_HOW TO COMPLETE THIS TASK_.
Your output should be exactly the lines from the one containing "Output a JSON" through the last line of the listing, and nothing else. Pictures stay out.
Start of SOURCE RECORDS
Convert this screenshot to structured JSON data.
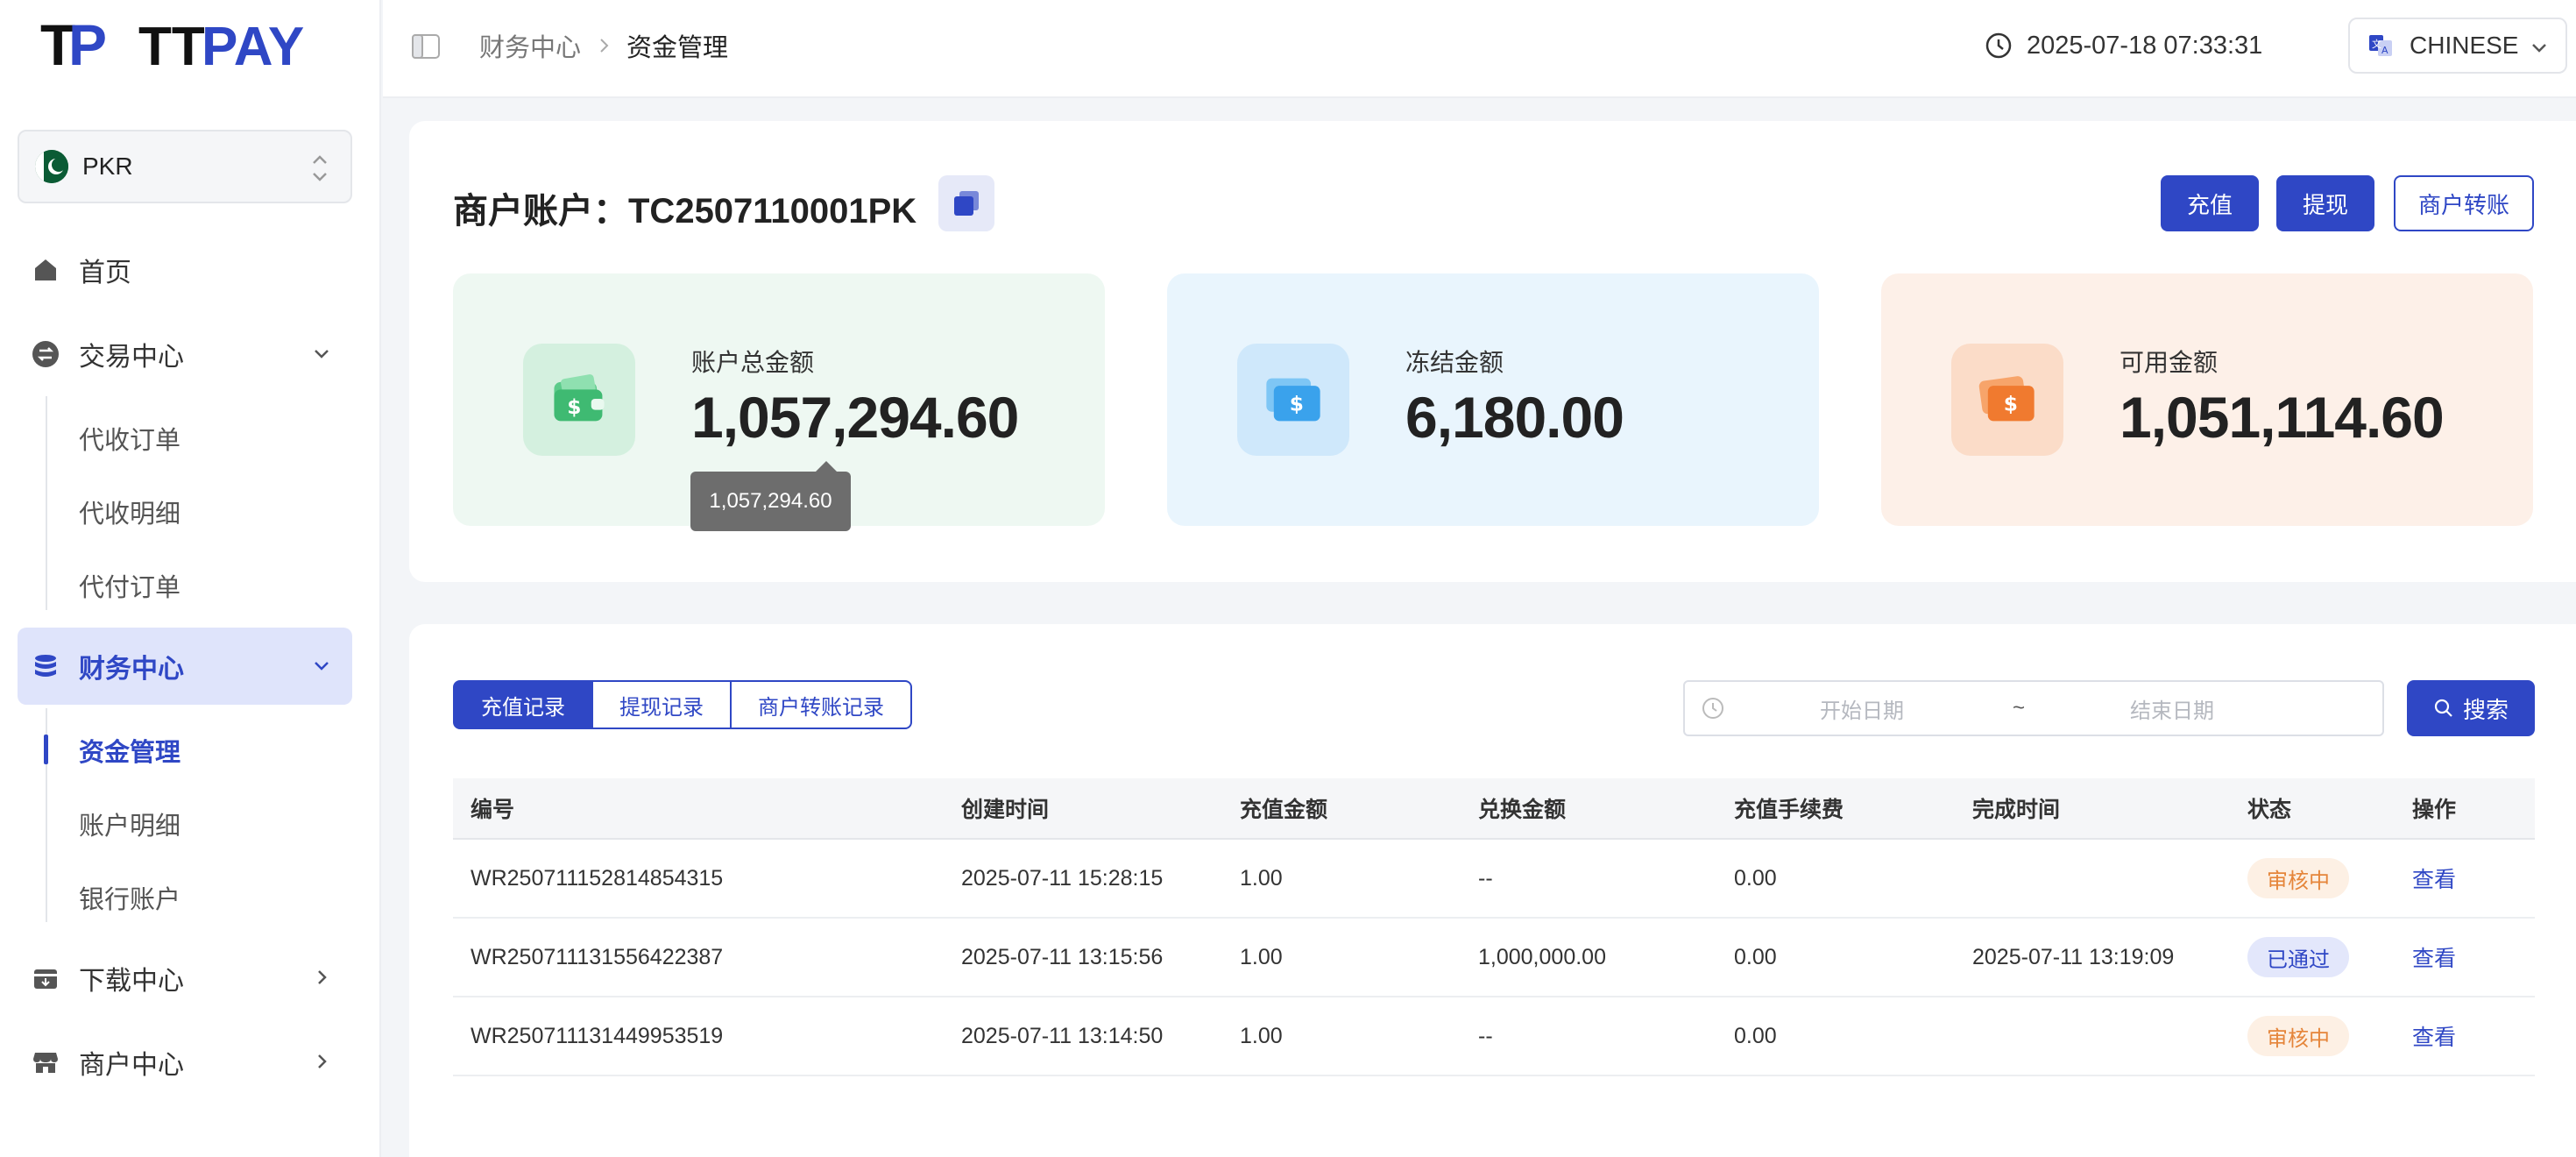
{
  "brand": {
    "logo_text": "TTPAY"
  },
  "currency": {
    "code": "PKR"
  },
  "sidebar": {
    "home": "首页",
    "trade": {
      "label": "交易中心",
      "items": [
        "代收订单",
        "代收明细",
        "代付订单"
      ]
    },
    "finance": {
      "label": "财务中心",
      "items": [
        "资金管理",
        "账户明细",
        "银行账户"
      ]
    },
    "download": "下载中心",
    "merchant": "商户中心"
  },
  "header": {
    "breadcrumb": [
      "财务中心",
      "资金管理"
    ],
    "datetime": "2025-07-18 07:33:31",
    "language": "CHINESE"
  },
  "account": {
    "title": "商户账户：TC2507110001PK",
    "actions": {
      "recharge": "充值",
      "withdraw": "提现",
      "transfer": "商户转账"
    },
    "stats": [
      {
        "label": "账户总金额",
        "value": "1,057,294.60"
      },
      {
        "label": "冻结金额",
        "value": "6,180.00"
      },
      {
        "label": "可用金额",
        "value": "1,051,114.60"
      }
    ],
    "tooltip": "1,057,294.60"
  },
  "records": {
    "tabs": [
      "充值记录",
      "提现记录",
      "商户转账记录"
    ],
    "date_start_placeholder": "开始日期",
    "date_separator": "~",
    "date_end_placeholder": "结束日期",
    "search_label": "搜索",
    "columns": [
      "编号",
      "创建时间",
      "充值金额",
      "兑换金额",
      "充值手续费",
      "完成时间",
      "状态",
      "操作"
    ],
    "rows": [
      {
        "id": "WR250711152814854315",
        "created": "2025-07-11 15:28:15",
        "amount": "1.00",
        "exchange": "--",
        "fee": "0.00",
        "completed": "",
        "status": "审核中",
        "action": "查看"
      },
      {
        "id": "WR250711131556422387",
        "created": "2025-07-11 13:15:56",
        "amount": "1.00",
        "exchange": "1,000,000.00",
        "fee": "0.00",
        "completed": "2025-07-11 13:19:09",
        "status": "已通过",
        "action": "查看"
      },
      {
        "id": "WR250711131449953519",
        "created": "2025-07-11 13:14:50",
        "amount": "1.00",
        "exchange": "--",
        "fee": "0.00",
        "completed": "",
        "status": "审核中",
        "action": "查看"
      }
    ]
  },
  "colors": {
    "primary": "#2f47c5",
    "pending": "#e5853a",
    "green_card": "#eef8f2",
    "blue_card": "#e9f5fd",
    "orange_card": "#fdf0e8"
  }
}
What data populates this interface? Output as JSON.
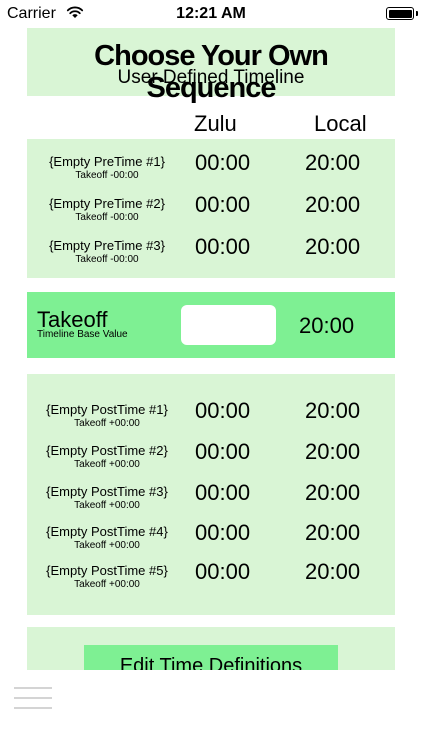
{
  "status_bar": {
    "carrier": "Carrier",
    "time": "12:21 AM",
    "wifi_icon": "wifi-icon",
    "battery_icon": "battery-icon"
  },
  "header": {
    "title": "Choose Your Own Sequence",
    "subtitle": "User Defined Timeline"
  },
  "columns": {
    "zulu": "Zulu",
    "local": "Local"
  },
  "pre_times": [
    {
      "name": "{Empty PreTime #1}",
      "offset": "Takeoff  -00:00",
      "zulu": "00:00",
      "local": "20:00"
    },
    {
      "name": "{Empty PreTime #2}",
      "offset": "Takeoff  -00:00",
      "zulu": "00:00",
      "local": "20:00"
    },
    {
      "name": "{Empty PreTime #3}",
      "offset": "Takeoff  -00:00",
      "zulu": "00:00",
      "local": "20:00"
    }
  ],
  "takeoff": {
    "title": "Takeoff",
    "subtitle": "Timeline Base Value",
    "zulu_input_value": "",
    "local": "20:00"
  },
  "post_times": [
    {
      "name": "{Empty PostTime #1}",
      "offset": "Takeoff  +00:00",
      "zulu": "00:00",
      "local": "20:00"
    },
    {
      "name": "{Empty PostTime #2}",
      "offset": "Takeoff  +00:00",
      "zulu": "00:00",
      "local": "20:00"
    },
    {
      "name": "{Empty PostTime #3}",
      "offset": "Takeoff  +00:00",
      "zulu": "00:00",
      "local": "20:00"
    },
    {
      "name": "{Empty PostTime #4}",
      "offset": "Takeoff  +00:00",
      "zulu": "00:00",
      "local": "20:00"
    },
    {
      "name": "{Empty PostTime #5}",
      "offset": "Takeoff  +00:00",
      "zulu": "00:00",
      "local": "20:00"
    }
  ],
  "footer": {
    "edit_button_label": "Edit Time Definitions",
    "menu_icon": "hamburger-menu-icon"
  },
  "colors": {
    "panel_light_green": "#d9f5d5",
    "accent_green": "#7ef093"
  }
}
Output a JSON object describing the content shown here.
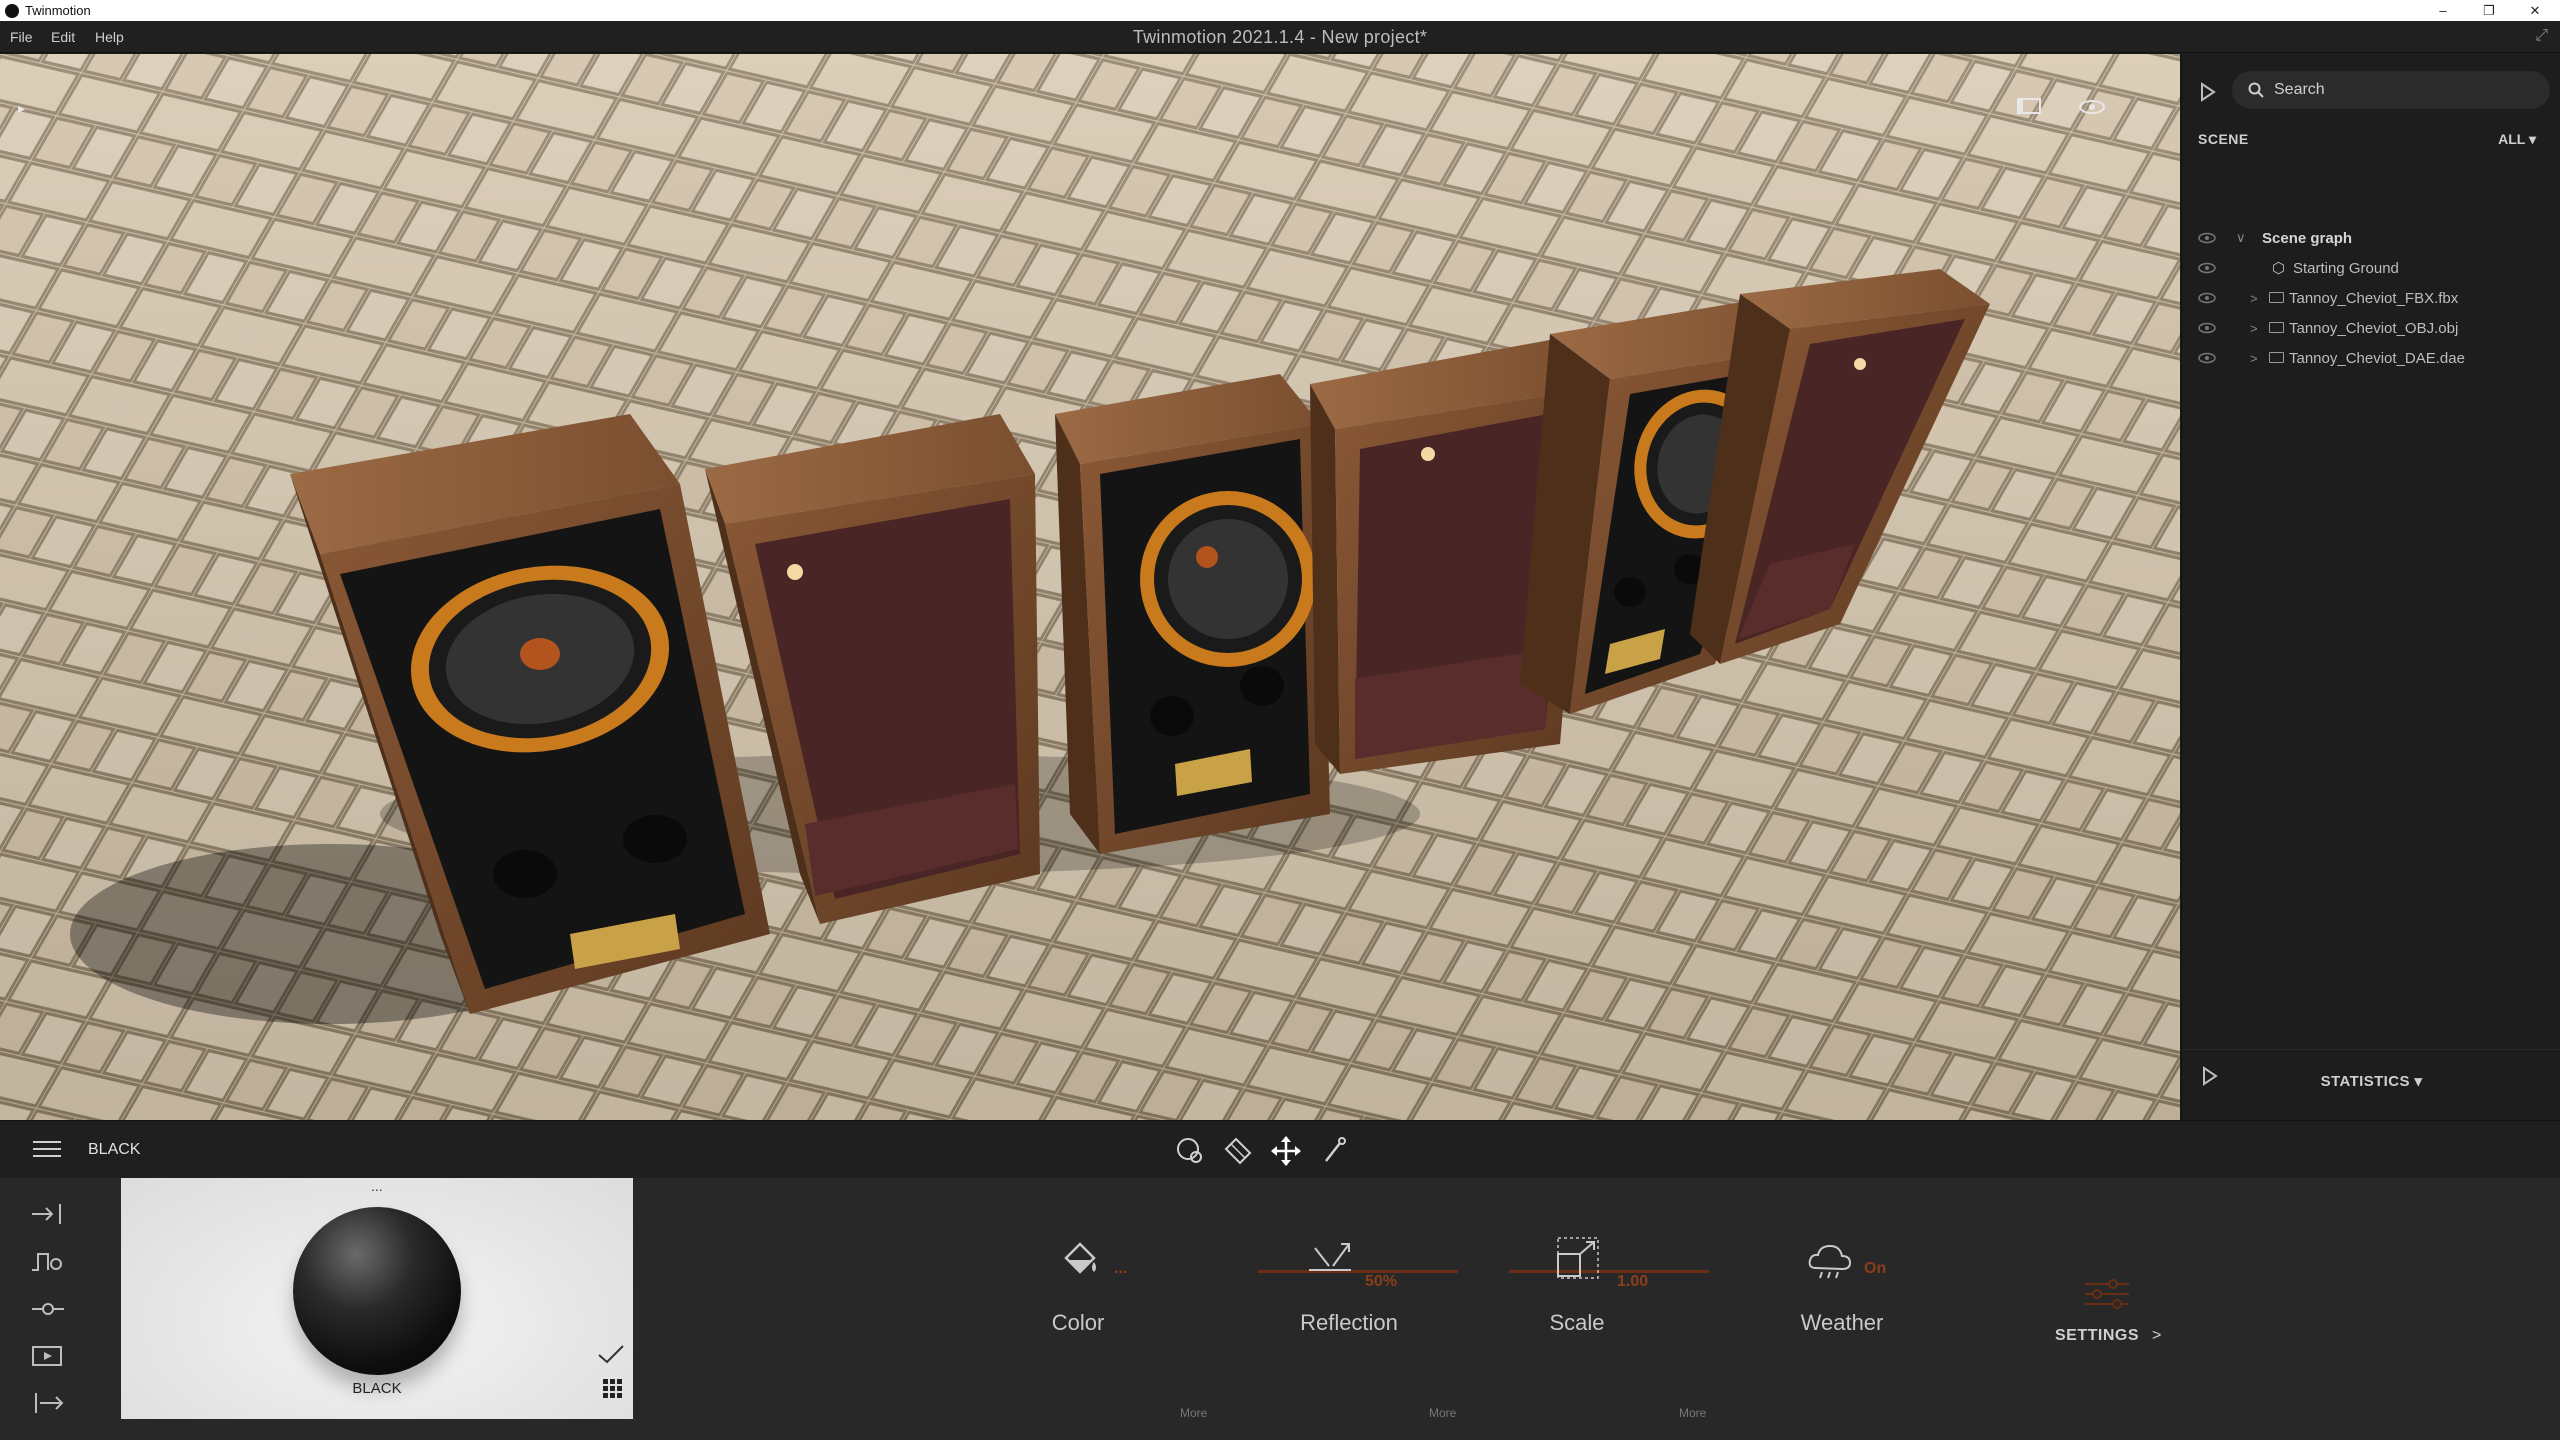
{
  "os_window": {
    "app_name": "Twinmotion",
    "min": "–",
    "max": "❐",
    "close": "✕"
  },
  "menu": {
    "items": [
      "File",
      "Edit",
      "Help"
    ],
    "title": "Twinmotion 2021.1.4 - New project*",
    "expand_icon": "expand-icon"
  },
  "search": {
    "placeholder": "Search"
  },
  "scene": {
    "label": "SCENE",
    "filter": "ALL",
    "tree": [
      {
        "label": "Scene graph"
      },
      {
        "label": "Starting Ground"
      },
      {
        "label": "Tannoy_Cheviot_FBX.fbx"
      },
      {
        "label": "Tannoy_Cheviot_OBJ.obj"
      },
      {
        "label": "Tannoy_Cheviot_DAE.dae"
      }
    ]
  },
  "statistics": {
    "label": "STATISTICS"
  },
  "bottom": {
    "material_name": "BLACK",
    "thumbnail_label": "BLACK",
    "thumbnail_menu": "...",
    "properties": {
      "color": {
        "label": "Color",
        "value": "..."
      },
      "reflection": {
        "label": "Reflection",
        "value": "50%",
        "level": 0.5
      },
      "scale": {
        "label": "Scale",
        "value": "1.00"
      },
      "weather": {
        "label": "Weather",
        "value": "On"
      }
    },
    "more_label": "More",
    "settings_label": "SETTINGS",
    "accent_color": "#8a3e1a"
  }
}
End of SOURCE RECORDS
_SOLUTION TO THIS TASK_.
Output a JSON object describing the content shown here.
{
  "os_window": {
    "app_name": "Twinmotion",
    "min": "–",
    "max": "❐",
    "close": "✕"
  },
  "menu": {
    "items": [
      "File",
      "Edit",
      "Help"
    ],
    "title": "Twinmotion 2021.1.4 - New project*",
    "expand_icon": "expand-icon"
  },
  "search": {
    "placeholder": "Search"
  },
  "scene": {
    "label": "SCENE",
    "filter": "ALL",
    "tree": [
      {
        "label": "Scene graph"
      },
      {
        "label": "Starting Ground"
      },
      {
        "label": "Tannoy_Cheviot_FBX.fbx"
      },
      {
        "label": "Tannoy_Cheviot_OBJ.obj"
      },
      {
        "label": "Tannoy_Cheviot_DAE.dae"
      }
    ]
  },
  "statistics": {
    "label": "STATISTICS"
  },
  "bottom": {
    "material_name": "BLACK",
    "thumbnail_label": "BLACK",
    "thumbnail_menu": "...",
    "properties": {
      "color": {
        "label": "Color",
        "value": "..."
      },
      "reflection": {
        "label": "Reflection",
        "value": "50%",
        "level": 0.5
      },
      "scale": {
        "label": "Scale",
        "value": "1.00"
      },
      "weather": {
        "label": "Weather",
        "value": "On"
      }
    },
    "more_label": "More",
    "settings_label": "SETTINGS",
    "accent_color": "#8a3e1a"
  }
}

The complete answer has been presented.